This year, the China Film Archive remastered and digitalised Wu Yonggang’s 1934 classic silent, THE GODDESS. It premiered this year as part of the London BFI Film Festival, at the Queen Elizabeth Hall in London. THE GODDESS tells a story about a Shanghai prostitute, “The Goddess” (Ruan Lingyu) and her struggles of raising her son while facing social pressure. Among SPRING IN A SMALL TOWN (1948), NEW WOMEN (1934), SONG OF THE FISHERMEN (1934), WILD ROSE (1932) and many other silent films, THE GODDESS reveals the passion towards film arts, the maturity of filmmaking and film culture during the 1930s and 1940s in China.
This remastered screening was a precious opportunity to those who appreciate Chinese cinema and film history in general. Sponsored and produced by KT Wong Foundation, the project commissioned and invited famous Chinese composer Zou Ye to compose a new score for the film. During the BFI screening, the score was performed by the English Chamber Orchestra; an artistic bonus which added a new layer of soul.
Such sorrow, how can it be expressed through music?
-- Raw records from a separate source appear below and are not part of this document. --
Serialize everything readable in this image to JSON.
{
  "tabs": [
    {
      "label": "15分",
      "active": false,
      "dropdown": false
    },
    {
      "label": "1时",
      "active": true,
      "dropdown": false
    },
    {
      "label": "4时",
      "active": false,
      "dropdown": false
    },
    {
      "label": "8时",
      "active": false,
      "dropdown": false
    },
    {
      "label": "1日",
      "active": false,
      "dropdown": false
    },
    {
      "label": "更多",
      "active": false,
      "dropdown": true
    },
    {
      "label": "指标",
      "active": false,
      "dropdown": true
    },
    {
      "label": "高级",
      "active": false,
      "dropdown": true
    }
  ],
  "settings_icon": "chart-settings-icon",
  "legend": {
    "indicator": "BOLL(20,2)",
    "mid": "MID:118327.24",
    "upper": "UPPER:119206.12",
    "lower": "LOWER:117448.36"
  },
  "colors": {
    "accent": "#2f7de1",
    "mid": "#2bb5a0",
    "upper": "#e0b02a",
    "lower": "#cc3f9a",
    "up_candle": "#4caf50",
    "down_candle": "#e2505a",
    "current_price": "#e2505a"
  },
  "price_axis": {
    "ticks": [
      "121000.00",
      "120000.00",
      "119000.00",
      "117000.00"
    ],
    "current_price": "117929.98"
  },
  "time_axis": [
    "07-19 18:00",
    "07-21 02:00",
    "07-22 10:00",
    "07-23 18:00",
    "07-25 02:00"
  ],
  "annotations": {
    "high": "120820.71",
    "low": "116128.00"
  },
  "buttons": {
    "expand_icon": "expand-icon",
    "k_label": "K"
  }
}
Any silent film screening that is accompanied with live music is such an artistic enjoyment. The passion that the musicians deliver through strings and notes re-activates every emotion that is embedded in the silence. The new score composed by Zou Ye is close to perfect. Every note and melody follows the narrative development intimately, and engages with the sentiments of the audience. In the last scene of the film, “The Goddess” suffers from all kinds of sorrow in the prison. She feels hopeful towards her son’s future, but at the same time hopeless and angry for being a helpless prostitute. Such sorrow, how can it be expressed through music? Composer Zou Ye added a section of a female vocal at the end of the score, as the most effective instrument to deliver the unbearable sadness. The emotion that the female vocal sings, transforms and goes beyond all the senses that any instrument is able to achieve.
Another significance about this screening is its contribution towards a cross-cultural exchange. This is the first East-West collaboration that has been conducted on such large scale. The music composed by Zou Ye is full of aesthetic elements from Eastern and Western culture. It re-visualizes the cultural hybrid and metropolitan culture in the Orient, Paris and Shanghai during the 1930s. However, just like the Cheongsam that the actress wears in the film, the music still contains a strong atmosphere of Chineseness. For the English Chamber Orchestra, this is a very unique performing experience. Their capturing of the Oriental spirit is crucial to the success of the screening.
It’s difficult to summarise such a powerful and significant experience in words. Where East met West, THE GODDESS shone at the Queen Elizabeth Hall. This beautiful production was a respectful homage to the older generation of Chinese film artists, and it has also left a new cultural mark in contemporary cinema culture.